TL;DR: Kabisera is an average, earnest drama about extra-judicial killings made better by its timeliness & an outstanding performance from the legendary Nora Aunor.
Kabisera couldn’t have come at a better time. Based on true events, Nora Aunor plays Mercy, the matriarch of a loving, highly respected family in a small town. Her husband Tonying (Ricky Davao) is a virtuous barangay captain with unshakeable resolve, willing to help out people in need. Both of them have raised five children, each with their own problems, from his son pressured to take up nursing at the behest of his father to his other son who accidentally got his girlfriend pregnant. Their lives start to unravel when Tonying becomes a target of assassination, and is subsequently killed by the police who burst into their home without warning. They claim he & his son are members of a gang involved in a string of bloody bank robberies, & he was shot because he supposedly retaliated from the police. Now, Mercy has to keep her family together while seeking justice for her husband’s wrongful death.
This is one of the few movies this year that deals with the subject of extra-judicial killings, an unfortunate facet of Filipino life whose incidents increased since President Rodrigo Duterte took office; the fact it was made this year is pure coincidence, since the script was originally submitted for MMFF 2015 and was snubbed. Its inclusion in MMFF 2016 is very welcome, seeing as the film festival didn’t have room for explicitly political movies in the past. This movie is solely needed, especially after how “The Super Parental Guardians” explicitly tackled the effects of Duterte’s drug war with terrible results.

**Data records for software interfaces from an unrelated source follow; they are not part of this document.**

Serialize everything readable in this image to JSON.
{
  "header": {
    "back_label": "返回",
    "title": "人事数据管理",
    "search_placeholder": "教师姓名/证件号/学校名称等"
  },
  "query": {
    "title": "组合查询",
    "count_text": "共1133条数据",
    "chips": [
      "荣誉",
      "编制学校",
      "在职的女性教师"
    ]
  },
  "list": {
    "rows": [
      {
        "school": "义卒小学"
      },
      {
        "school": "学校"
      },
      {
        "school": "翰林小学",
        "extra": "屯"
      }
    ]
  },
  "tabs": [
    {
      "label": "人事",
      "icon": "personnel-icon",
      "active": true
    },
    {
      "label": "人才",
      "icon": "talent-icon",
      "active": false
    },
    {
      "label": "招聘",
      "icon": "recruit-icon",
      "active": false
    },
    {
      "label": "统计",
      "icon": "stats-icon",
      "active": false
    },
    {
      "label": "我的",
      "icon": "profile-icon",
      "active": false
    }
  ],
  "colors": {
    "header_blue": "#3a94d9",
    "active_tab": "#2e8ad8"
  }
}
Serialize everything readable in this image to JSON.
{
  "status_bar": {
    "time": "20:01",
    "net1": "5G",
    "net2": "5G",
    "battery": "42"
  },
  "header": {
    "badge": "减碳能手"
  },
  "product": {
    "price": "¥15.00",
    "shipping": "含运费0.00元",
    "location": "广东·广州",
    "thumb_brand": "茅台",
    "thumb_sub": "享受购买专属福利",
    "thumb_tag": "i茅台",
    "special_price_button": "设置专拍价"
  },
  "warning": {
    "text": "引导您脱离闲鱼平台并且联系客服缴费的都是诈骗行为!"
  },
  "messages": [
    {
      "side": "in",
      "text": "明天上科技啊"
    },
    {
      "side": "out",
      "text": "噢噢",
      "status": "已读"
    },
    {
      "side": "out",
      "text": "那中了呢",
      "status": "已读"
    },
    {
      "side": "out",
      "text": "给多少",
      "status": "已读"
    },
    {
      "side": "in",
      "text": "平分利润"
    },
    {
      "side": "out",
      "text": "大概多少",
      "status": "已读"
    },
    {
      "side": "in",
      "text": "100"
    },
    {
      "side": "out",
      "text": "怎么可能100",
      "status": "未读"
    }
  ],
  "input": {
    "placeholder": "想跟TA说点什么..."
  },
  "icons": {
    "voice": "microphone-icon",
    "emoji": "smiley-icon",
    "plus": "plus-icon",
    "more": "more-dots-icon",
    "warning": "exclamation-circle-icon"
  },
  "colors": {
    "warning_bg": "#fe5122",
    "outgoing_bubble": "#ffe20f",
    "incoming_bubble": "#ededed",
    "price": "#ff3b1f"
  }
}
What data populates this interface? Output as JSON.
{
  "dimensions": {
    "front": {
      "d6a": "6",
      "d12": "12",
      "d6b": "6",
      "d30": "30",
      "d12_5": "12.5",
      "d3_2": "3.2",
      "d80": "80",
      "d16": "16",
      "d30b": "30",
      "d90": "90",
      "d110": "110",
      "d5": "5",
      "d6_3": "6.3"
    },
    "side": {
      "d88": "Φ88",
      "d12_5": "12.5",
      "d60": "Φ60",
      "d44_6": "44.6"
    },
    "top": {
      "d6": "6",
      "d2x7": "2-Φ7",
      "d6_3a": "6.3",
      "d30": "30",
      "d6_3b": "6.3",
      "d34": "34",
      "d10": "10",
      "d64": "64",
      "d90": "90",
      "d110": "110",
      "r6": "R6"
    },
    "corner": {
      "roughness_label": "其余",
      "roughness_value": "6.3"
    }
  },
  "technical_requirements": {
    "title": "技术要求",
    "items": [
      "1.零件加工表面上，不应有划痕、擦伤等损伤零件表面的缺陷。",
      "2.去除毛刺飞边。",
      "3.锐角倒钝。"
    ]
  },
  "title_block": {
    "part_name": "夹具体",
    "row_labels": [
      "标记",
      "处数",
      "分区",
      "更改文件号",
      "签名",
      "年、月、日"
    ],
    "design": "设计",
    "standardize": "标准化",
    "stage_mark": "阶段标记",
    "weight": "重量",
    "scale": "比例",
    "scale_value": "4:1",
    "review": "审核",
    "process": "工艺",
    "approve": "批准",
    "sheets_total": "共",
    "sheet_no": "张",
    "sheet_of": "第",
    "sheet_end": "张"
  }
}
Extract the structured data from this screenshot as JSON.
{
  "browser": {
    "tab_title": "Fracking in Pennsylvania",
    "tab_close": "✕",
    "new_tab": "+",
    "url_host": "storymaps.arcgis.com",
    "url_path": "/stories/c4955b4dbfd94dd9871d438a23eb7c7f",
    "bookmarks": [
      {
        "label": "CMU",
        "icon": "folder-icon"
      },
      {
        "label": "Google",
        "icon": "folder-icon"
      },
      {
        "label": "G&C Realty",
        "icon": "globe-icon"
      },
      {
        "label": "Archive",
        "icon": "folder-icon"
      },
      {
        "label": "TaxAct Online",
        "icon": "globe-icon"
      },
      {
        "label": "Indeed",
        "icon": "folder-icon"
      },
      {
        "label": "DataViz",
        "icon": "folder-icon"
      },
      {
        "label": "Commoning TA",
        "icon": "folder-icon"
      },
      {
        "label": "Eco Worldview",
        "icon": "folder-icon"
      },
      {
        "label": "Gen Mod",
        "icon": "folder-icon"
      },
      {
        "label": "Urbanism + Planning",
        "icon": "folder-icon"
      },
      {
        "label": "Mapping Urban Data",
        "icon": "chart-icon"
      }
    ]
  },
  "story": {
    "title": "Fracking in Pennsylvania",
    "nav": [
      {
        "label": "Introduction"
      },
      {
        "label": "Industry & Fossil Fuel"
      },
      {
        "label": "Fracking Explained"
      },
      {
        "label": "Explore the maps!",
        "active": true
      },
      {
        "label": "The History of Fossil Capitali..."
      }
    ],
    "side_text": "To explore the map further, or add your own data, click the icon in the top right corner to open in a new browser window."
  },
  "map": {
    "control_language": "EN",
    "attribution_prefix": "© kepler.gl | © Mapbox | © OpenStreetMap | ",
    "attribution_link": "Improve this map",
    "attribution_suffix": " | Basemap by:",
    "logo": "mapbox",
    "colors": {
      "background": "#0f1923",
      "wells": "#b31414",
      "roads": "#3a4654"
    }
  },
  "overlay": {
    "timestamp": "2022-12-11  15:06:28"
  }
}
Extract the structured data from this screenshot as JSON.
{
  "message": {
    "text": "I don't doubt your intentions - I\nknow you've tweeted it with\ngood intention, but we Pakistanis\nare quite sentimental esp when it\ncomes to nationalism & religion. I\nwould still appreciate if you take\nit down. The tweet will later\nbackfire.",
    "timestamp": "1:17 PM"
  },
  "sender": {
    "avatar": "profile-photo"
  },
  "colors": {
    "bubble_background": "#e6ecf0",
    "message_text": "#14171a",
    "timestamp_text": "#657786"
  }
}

However, there’s a nagging sense that it could be better. The movie is split between two halves: a courtroom drama & a family drama. While the former fares slightly better, the latter is bogged down by having too many characters who aren’t given equal opportunities to shine. Both stories are hampered by scenes that are either broad or schmaltzy, an overbearing music that wouldn’t be out of place in a primetime soap. It’s the outcome of its earnestness to show the toll of losing someone in a cruel fashion, which is good-intentioned, but it results on a movie intent on recreating real-life events without delving deeper into its characters, making a hollow movie out of a heavy subject.
Still, it rises slightly above competence with the help of its stellar cast, headed by the always dependable Nora Aunor. She gives the movie the subtlety it needs to succeed, even when she’s saying obviously written dialogue. The rest of the cast follows suit with this approach, especially veteran actors like Ricky Davao playing the role of a good-natured, principled father that’s been one of his specialties. The rest of the cast comes this close to overcoming the script, but often flounders. But when the performances are in sync with the movie’s big moments, the results can be magical; where it finally nails its mix of broad theatrics & sincerity. It can be hard not to look away & get swept up by it.
This whole review might make the movie worse than it is, but that’s not the case. It’s a fine movie we sorely need right now, made better by outstanding performances from some of the best Filipino actors working today. Filipino pop culture will certainly deal with this topic in the near future, but for now, it will satiate the needs of those wanting to see horrid state of politics & justice in our country in front of a big screen. It achieves its goals, but it would leave you wanting for more.